Impacts of Discrimination on Society

Individuals will, in general, consider that discrimination is not a major issue in our digital world, yet while barely any individuals may encounter discrimination adequate enough to warrant for bringing a legal action, most American adults have encountered some type of discrimination whether in the working environment or out somewhere in the world, in spite of the fact that disability discrimination is one of the more well-known types of discrimination. Truth be told, as indicated by the American Psychological Association, 69% of adults report encountering discrimination and 61% experience it almost regularly. This discrimination traverses all number of subgroups, including individuals of various ages, ethnicities, races, sexual orientations, genders, characters, and capacities.

 

The impacts of discrimination on society are radical, with those encountering these issues reliably revealing higher pressure and more unfortunate well-being than the individuals who do not. It is significant that individuals are quick to recover and that of the individuals who have encountered discrimination, more than half accept they managed very well or quite well with it, with the individuals who had psychological support stated fewer worries compared to those without.

 

The impacts of discrimination on emotional wellness are more evident compared to those influencing an individual's physical well-being and in addition to stress, they can likewise incorporate tension disorders, anxiety, substance abuse issues, decreased confidence, loss of discretion, anger management issues, depression, and self-destructive feelings and thoughts. Physical side effects of discrimination accompany these emotional problems and include a throbbing painfulness, weight gain, hypertension, episodic and chronic diseases, increments in cardiovascular ailments, and higher frequencies of breast cancer.

 

Impacts of Discrimination in the Workplace

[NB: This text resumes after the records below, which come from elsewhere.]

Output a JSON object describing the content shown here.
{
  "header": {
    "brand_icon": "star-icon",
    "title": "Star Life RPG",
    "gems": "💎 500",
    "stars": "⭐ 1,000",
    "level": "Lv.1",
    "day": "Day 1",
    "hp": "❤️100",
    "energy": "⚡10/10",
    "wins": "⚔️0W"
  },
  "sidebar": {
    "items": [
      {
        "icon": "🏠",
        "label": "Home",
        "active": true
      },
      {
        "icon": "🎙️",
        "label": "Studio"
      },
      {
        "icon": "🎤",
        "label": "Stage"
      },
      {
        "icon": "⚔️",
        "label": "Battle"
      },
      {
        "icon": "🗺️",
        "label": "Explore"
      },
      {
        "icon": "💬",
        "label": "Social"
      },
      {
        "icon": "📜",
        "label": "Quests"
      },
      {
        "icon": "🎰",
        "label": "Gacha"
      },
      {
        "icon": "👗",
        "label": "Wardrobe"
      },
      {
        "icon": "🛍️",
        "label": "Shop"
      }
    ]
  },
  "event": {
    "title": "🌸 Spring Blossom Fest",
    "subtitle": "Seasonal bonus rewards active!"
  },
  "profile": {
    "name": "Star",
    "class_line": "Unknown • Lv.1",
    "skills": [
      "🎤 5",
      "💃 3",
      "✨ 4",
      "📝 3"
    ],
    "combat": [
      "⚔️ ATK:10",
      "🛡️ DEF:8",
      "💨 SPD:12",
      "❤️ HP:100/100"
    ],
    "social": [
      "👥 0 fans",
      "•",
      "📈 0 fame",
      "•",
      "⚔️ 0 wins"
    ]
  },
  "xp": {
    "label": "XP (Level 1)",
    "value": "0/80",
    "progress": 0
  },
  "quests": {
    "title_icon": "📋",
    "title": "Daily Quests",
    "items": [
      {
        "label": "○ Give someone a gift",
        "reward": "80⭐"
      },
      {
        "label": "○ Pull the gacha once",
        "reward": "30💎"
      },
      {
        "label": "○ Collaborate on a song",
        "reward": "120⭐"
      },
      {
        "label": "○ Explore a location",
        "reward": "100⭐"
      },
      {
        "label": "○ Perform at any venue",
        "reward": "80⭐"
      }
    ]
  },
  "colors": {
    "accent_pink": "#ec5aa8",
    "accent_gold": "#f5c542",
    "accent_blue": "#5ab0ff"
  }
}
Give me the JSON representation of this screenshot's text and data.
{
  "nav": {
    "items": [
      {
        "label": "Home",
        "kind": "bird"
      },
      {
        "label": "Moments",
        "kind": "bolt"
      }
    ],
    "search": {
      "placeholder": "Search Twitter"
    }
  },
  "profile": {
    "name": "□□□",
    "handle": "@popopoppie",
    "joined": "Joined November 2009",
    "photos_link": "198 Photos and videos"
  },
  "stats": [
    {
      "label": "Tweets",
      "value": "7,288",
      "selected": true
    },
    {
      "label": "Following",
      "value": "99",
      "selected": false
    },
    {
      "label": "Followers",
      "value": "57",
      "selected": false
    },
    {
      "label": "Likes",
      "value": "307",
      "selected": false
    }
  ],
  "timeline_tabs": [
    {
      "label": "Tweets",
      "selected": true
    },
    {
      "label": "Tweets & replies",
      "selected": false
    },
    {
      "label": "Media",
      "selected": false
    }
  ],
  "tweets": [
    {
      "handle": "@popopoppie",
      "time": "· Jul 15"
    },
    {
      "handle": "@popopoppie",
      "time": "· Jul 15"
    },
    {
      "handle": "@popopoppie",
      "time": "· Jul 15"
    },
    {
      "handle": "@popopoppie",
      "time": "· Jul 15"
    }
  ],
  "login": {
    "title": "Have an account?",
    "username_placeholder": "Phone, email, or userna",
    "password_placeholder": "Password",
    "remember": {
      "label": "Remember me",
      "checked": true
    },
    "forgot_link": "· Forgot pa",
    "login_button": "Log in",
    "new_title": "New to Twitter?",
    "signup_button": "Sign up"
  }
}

While most individuals know that the victim will suffer in the wake of encountering discrimination in the workplace, they neglect to consider that other employees might also be influenced. Individuals who connect with indistinguishable attributes as the victim may likewise feel like they will be oppressed and have more significant levels of pressure, threatening vibes, questions, doubts, disdains, contention, and depression. Negative feelings can be infectious and the individuals who work with the person in question or other people who accept they may confront discrimination, later on, will feel the impacts of these antagonistic feelings and, thus, their temperaments may become harsh, spreading the adverse vibes out a lot further.

 

These negative feelings do not simply bring about a haze of undesirable emotions, it likely will result in diminished correspondence, cooperation, assurance, focus, and efficiency because of the toxic environment of discrimination. There may likewise be extra instances of detention and non-appearance of other workers. Besides the lost time and efficiency coming about because of a drop in team morale, the organization will likewise lose profitability along with time as it explores addressing the problem.

 

Money-related Effects of Discrimination

The most prominent monetary effects of discrimination are those subsequent from legal actions when employees decide to litigate, yet organizations can likewise confront fines from the Equal Employment Opportunity Commission or the state office taking care of discrimination in the company’s region. The company may likewise lose money because of decreased profitability, and investigations of discrimination can cost a lot of money too. In the event that employees leave because of disability discrimination, the company will need to employ and prepare new workers to replace them, and it's assessed that replacing a worker can cost up to 33% of their yearly compensation.

 

At long last, if the news on the disability discrimination gets public, there could be damage to the organization's reputation and the company will end up observing a drop in clients or customers, conceivably even a ban, bringing about lost income.

 

By getting progressively mindful of the dangers of disability stereotypes, it's conceivable to limit its consequences and consistently move in the direction of a world that is liberated from discrimination.